- As science has progressed mainly over the past hundred or so years, consistency with science is becoming apparent as well. But science has not grasped the importance of the mind (over matter) yet. In some of the posts, I am making predictions on what will be discovered by science in the future. To have a timestamp, I started putting the date of publication of new posts beginning in late October 2015.
- Please send your suggestions/comments/questions and also let me know of any technical issues with the site using the “Comments” tab. I do not plan to have a discussion forum, so your comments will not be published
- I usually write four to five essays a month, and they are in the “New/Revised Posts” in the menu on the bottom of each page. Engaging/relevant news articles are also in that menu.
- I started posting the date of publication in new posts starting on October 23, 2015. Thus, if a web post is not dated, it must have been published before October 23, 2015.
The Buddha said, “Sabba dānan Dhamma dānan jināti,” or “Gift of Dhamma excels all other gifts.” Please inform others about this site if you benefit from it.
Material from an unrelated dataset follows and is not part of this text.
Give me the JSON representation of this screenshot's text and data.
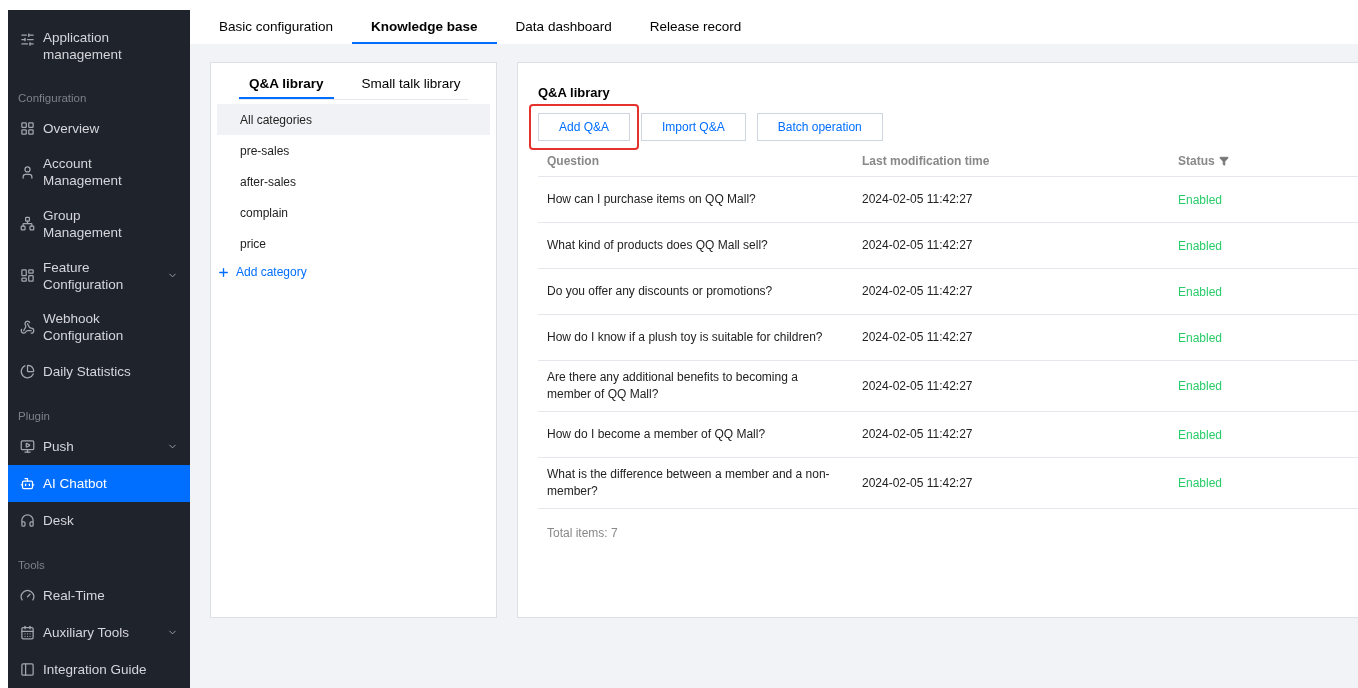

- However, we should only inform others. Humanity has suffered enough from those who have tried to force their views on others. As the Buddha said, “Come and see for yourself!”.
The Buddha also said, “Sabba ratin Dhamma ratin jināti,” or “Taste of Dhamma excels all other tastes (pleasures).” I hope you will have the patience to look around the site to learn enough pure Dhamma to start enjoying its taste.
Note added/revised December 7, 2016: I have added a “Font Size Selector” on the top right so that any reader can control the font size.
- There are two other possible tools: 1. Each post can be printed using the PRINT button below that post. 2. All the posts at the site can be downloaded using three eBook formats. One can read them on electronic readers like Amazon Kindle: Pure Dhamma Essays in Book Format.
Note added June 8, 2017: As of today, there are over 450 posts on the website. Recently, I have been getting inquiries on “where to start?”. I just added the following post to summarize various sections and how to locate posts of interest: “User’s Guide to Pure Dhamma Website.”
March 2018: New section on “Quantum Mechanics and Dhamma.”
July 10, 2019: New section on “Origin of Life“.
July 31, 2020: New section on “Buddha Dhamma – A Scientific Approach.”
February 19, 2021: New subsection on “Paṭicca Samuppāda – Essential Concepts.”
July 2, 2021: New subsection on “Basic Framework of Buddha Dhamma”
It is important to know that there is a special convention to write Pāli words: “Tipiṭaka English” Convention Adopted by Early European Scholars – Part 1.” There is also a “Pāli Glossary – (A-K).”